So what has been needed all along is not a completely new idea, or a radical revision on the beginning of everything. What has been needed, and what the life, death and resurrection of Jesus provides for us, is a retelling of the story that took such a tragic turn. What we have been given is an unexpected plot twist that wrinkles our brow at first, but then begins to wash over us like a warm house on a winter day. God didn’t rewrite the story from the beginning with Jesus, He revealed to the entire world what the story was supposed to look like all along!
People weren’t supposed to die.
People weren’t supposed to get sick.
Heartache and injury and pain and suffering were never supposed to be feared by human beings.
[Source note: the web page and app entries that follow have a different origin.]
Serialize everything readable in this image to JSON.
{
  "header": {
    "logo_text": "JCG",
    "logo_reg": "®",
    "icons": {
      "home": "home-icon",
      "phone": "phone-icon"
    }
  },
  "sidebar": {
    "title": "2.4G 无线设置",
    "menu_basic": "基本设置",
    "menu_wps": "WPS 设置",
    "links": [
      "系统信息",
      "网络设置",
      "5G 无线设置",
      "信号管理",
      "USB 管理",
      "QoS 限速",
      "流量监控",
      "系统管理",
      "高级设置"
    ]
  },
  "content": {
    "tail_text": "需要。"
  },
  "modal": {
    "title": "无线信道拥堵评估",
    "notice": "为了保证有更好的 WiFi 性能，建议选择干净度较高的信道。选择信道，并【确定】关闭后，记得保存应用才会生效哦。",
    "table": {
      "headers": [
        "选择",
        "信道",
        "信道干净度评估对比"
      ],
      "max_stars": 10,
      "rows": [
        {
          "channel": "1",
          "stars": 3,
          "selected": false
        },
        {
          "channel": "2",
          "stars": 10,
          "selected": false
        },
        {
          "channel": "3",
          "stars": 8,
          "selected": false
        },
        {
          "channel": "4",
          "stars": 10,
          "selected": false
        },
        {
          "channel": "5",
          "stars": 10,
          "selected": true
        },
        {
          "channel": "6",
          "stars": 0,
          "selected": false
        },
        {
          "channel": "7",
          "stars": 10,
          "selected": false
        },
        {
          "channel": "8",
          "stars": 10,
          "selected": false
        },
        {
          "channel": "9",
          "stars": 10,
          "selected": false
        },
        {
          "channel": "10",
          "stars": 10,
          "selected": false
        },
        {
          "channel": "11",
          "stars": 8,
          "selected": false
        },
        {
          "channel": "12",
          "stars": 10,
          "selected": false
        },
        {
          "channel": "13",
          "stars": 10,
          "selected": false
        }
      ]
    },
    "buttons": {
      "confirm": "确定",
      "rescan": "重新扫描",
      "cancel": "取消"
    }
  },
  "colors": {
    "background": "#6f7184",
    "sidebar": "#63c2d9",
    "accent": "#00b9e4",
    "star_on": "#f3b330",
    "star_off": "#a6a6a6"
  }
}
Tears were only supposed to exist as evidence of deepest joy, laughter and beauty; not as the overflow of sorrow and loss and regret.
Egypt was a place of hope and grace before it was a place of slavery and sorrow…just like the earth. And so what was needed was restoration of the hope, a new chapter which recaptured the “once upon a time…” grace of the beginning. And this, I contend, is what we have in salvation.
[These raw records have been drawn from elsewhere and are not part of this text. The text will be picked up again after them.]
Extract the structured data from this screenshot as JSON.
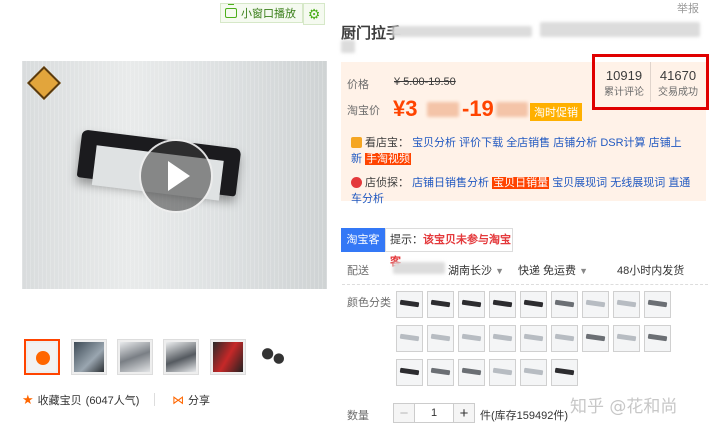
{
  "top_bar": {
    "mini_play_label": "小窗口播放",
    "report_label": "举报"
  },
  "product": {
    "title": "厨门拉手"
  },
  "price": {
    "label": "价格",
    "original": "¥ 5.00-19.50",
    "tb_label": "淘宝价",
    "current_left": "¥3",
    "current_right": "-19",
    "promo_badge": "淘时促销"
  },
  "stats": {
    "reviews_count": "10919",
    "reviews_label": "累计评论",
    "sales_count": "41670",
    "sales_label": "交易成功"
  },
  "toolbar_seller": {
    "prefix": "看店宝：",
    "items": [
      "宝贝分析",
      "评价下载",
      "全店销售",
      "店铺分析",
      "DSR计算",
      "店铺上新"
    ],
    "tag": "手淘视频"
  },
  "toolbar_shop": {
    "prefix": "店侦探：",
    "items": [
      "店铺日销售分析"
    ],
    "highlight": "宝贝日销量",
    "items2": [
      "宝贝展现词",
      "无线展现词",
      "直通车分析"
    ]
  },
  "taoke": {
    "tab": "淘宝客",
    "tip_prefix": "提示：",
    "tip_text": "该宝贝未参与淘宝客"
  },
  "delivery": {
    "label": "配送",
    "location": "湖南长沙",
    "express": "快递 免运费",
    "ship_time": "48小时内发货"
  },
  "sku": {
    "label": "颜色分类"
  },
  "quantity": {
    "label": "数量",
    "value": "1",
    "stock": "件(库存159492件)"
  },
  "left_panel": {
    "fav_label": "收藏宝贝",
    "fav_count": "(6047人气)",
    "share_label": "分享"
  },
  "watermark": "知乎 @花和尚",
  "colors": {
    "accent": "#ff4400",
    "stat_border": "#e00000",
    "link": "#2159c1",
    "tk_blue": "#3478f6"
  }
}
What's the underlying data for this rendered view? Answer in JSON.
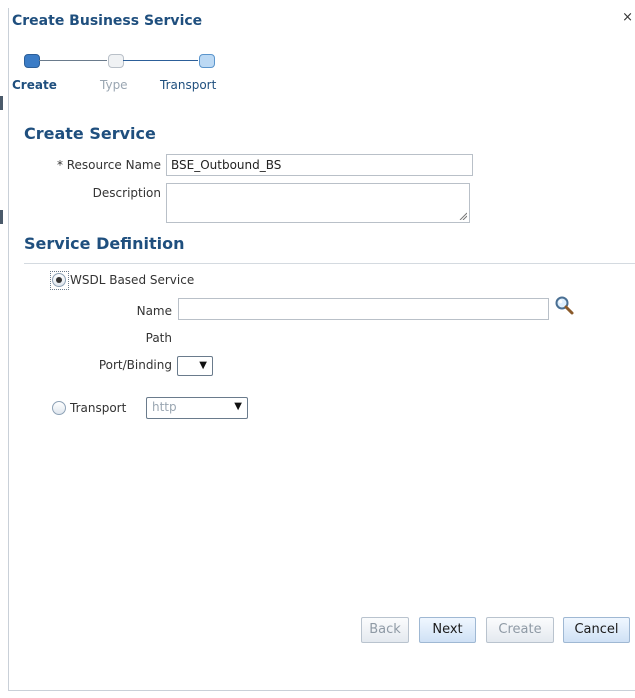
{
  "dialog": {
    "title": "Create Business Service",
    "close_glyph": "×"
  },
  "train": {
    "steps": [
      {
        "label": "Create",
        "state": "active"
      },
      {
        "label": "Type",
        "state": "disabled"
      },
      {
        "label": "Transport",
        "state": "future"
      }
    ]
  },
  "create_service": {
    "heading": "Create Service",
    "resource_name_label": "* Resource Name",
    "resource_name_value": "BSE_Outbound_BS",
    "description_label": "Description",
    "description_value": ""
  },
  "service_definition": {
    "heading": "Service Definition",
    "wsdl_option_label": "WSDL Based Service",
    "wsdl_selected": true,
    "name_label": "Name",
    "name_value": "",
    "path_label": "Path",
    "port_binding_label": "Port/Binding",
    "transport_option_label": "Transport",
    "transport_selected": false,
    "transport_value": "http"
  },
  "buttons": {
    "back": "Back",
    "next": "Next",
    "create": "Create",
    "cancel": "Cancel"
  },
  "icons": {
    "search": "search-icon",
    "close": "close-icon",
    "dropdown": "chevron-down-icon"
  },
  "colors": {
    "heading": "#1f4f7e",
    "accent": "#3b7cc6"
  }
}
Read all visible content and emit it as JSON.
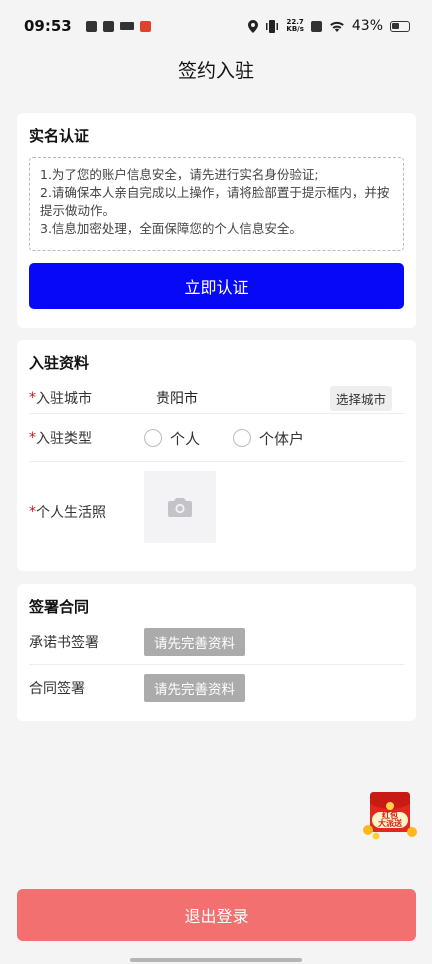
{
  "status_bar": {
    "time": "09:53",
    "net_speed_top": "22.7",
    "net_speed_bottom": "KB/s",
    "battery": "43%"
  },
  "page": {
    "title": "签约入驻"
  },
  "verification": {
    "title": "实名认证",
    "notice_lines": [
      "1.为了您的账户信息安全，请先进行实名身份验证;",
      "2.请确保本人亲自完成以上操作，请将脸部置于提示框内，并按提示做动作。",
      "3.信息加密处理，全面保障您的个人信息安全。"
    ],
    "button_label": "立即认证"
  },
  "info": {
    "title": "入驻资料",
    "required_mark": "*",
    "city_label": "入驻城市",
    "city_value": "贵阳市",
    "city_button": "选择城市",
    "type_label": "入驻类型",
    "type_options": [
      "个人",
      "个体户"
    ],
    "photo_label": "个人生活照"
  },
  "contract": {
    "title": "签署合同",
    "rows": [
      {
        "label": "承诺书签署",
        "button": "请先完善资料"
      },
      {
        "label": "合同签署",
        "button": "请先完善资料"
      }
    ]
  },
  "promo": {
    "line1": "红包",
    "line2": "大派送"
  },
  "logout_label": "退出登录",
  "colors": {
    "primary_blue": "#0808f8",
    "logout_red": "#f27070",
    "required_red": "#c8161d",
    "disabled_gray": "#ababab"
  }
}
We are not shackled by the mistakes and failures of our past, but we are propelled by the beauty and hope of the history of all things. When we are redeemed we are not simply given a new story, chapter one in our life of salvation did not begin when we repented or prayed or surrendered, it began when God’s voice of creativity and love split the silence of the universe and said, “Let there be…” And it is this very word of creation that He speaks once again over us when we are saved, and then He calls it/us “good.”
So what would have happened had sin not entered theworld? It is nearly impossible to know. All we have is speculation. But, what happens now that sin is in world? What happens when the glory and grace and power of the creative word of God speaks into a broken place? Restoration. Hope. Grace. Mending. Repair. Innovation. Beauty. etc…
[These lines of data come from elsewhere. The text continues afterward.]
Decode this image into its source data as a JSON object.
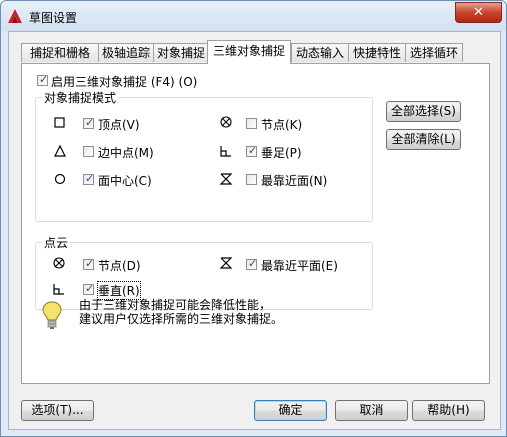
{
  "window": {
    "title": "草图设置",
    "close_symbol": "✕"
  },
  "tabs": [
    {
      "label": "捕捉和栅格"
    },
    {
      "label": "极轴追踪"
    },
    {
      "label": "对象捕捉"
    },
    {
      "label": "三维对象捕捉"
    },
    {
      "label": "动态输入"
    },
    {
      "label": "快捷特性"
    },
    {
      "label": "选择循环"
    }
  ],
  "active_tab": "三维对象捕捉",
  "enable": {
    "label": "启用三维对象捕捉 (F4) (O)",
    "checked": true
  },
  "object_snap_group": {
    "title": "对象捕捉模式",
    "items": [
      {
        "label": "顶点(V)",
        "checked": true,
        "icon": "vertex-square-icon"
      },
      {
        "label": "边中点(M)",
        "checked": false,
        "icon": "midpoint-triangle-icon"
      },
      {
        "label": "面中心(C)",
        "checked": true,
        "icon": "face-center-circle-icon"
      },
      {
        "label": "节点(K)",
        "checked": false,
        "icon": "knot-icon"
      },
      {
        "label": "垂足(P)",
        "checked": true,
        "icon": "perpendicular-icon"
      },
      {
        "label": "最靠近面(N)",
        "checked": false,
        "icon": "nearest-face-icon"
      }
    ]
  },
  "point_cloud_group": {
    "title": "点云",
    "items": [
      {
        "label": "节点(D)",
        "checked": true,
        "icon": "knot-icon"
      },
      {
        "label": "垂直(R)",
        "checked": true,
        "icon": "perpendicular-icon"
      },
      {
        "label": "最靠近平面(E)",
        "checked": true,
        "icon": "nearest-plane-icon"
      }
    ]
  },
  "side_buttons": {
    "select_all": "全部选择(S)",
    "clear_all": "全部清除(L)"
  },
  "note": {
    "line1": "由于三维对象捕捉可能会降低性能，",
    "line2": "建议用户仅选择所需的三维对象捕捉。"
  },
  "footer": {
    "options": "选项(T)...",
    "ok": "确定",
    "cancel": "取消",
    "help": "帮助(H)"
  },
  "colors": {
    "check": "#2c4e8c",
    "close_button": "#c6452f",
    "frame": "#dfe9f5"
  }
}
There is supposed to be a recapturing of the sense of wholeness and completion that came in Genesis 1 & 2. This is the best explanation for Jesus’ physical miracles. He, who has been created by the Spirit, inspected by His Father at baptism and has been called “good” (“with whom I am well pleased” – Matthew 3:17), begins to bring everything He touches back in line with the original created order. This is bold and brassy and completely out-of-step with everything the world knows to be status quo, but it is exactly the kind of thing that makes sense when words like redemption and restoration are being thrown around.
This is why I believe Christians are supposed to be both praying for the sick at altars as well as working to cure them in research labs. Both are evidences of restoration and redemption. This is true of science, medicine, art, manufacturing, etc… and the list goes on. If we set our eyes to far in the distance, namely on the “afterlife,” we miss two important things:
First, the fact that the beginning of perfection was not the garden tomb Jesus was raised from but the Garden of Eden that Jesus spoke into perfect existence millennia before He was ever buried.
Second, this same Jesus who would inaugurate the life of the kingdom saw it as vitally important both as an example and as a pattern of personal behavior to treat the world as if restoration was supposed to be the normative response to brokenness. He never gave in to the idea that tragedy and devastation were the way things were supposed to be, though He never denied that there was an abundance of both.
If we are to be like Jesus we have to begin to see restoration and redemption as things we participate in; as the patterns of the kingdom of heaven in the here-and-now. Why else would Jesus’ own prayer have been, “Father, Your kingdom come, Your will be done, ON EARTH AS IN HEAVEN.”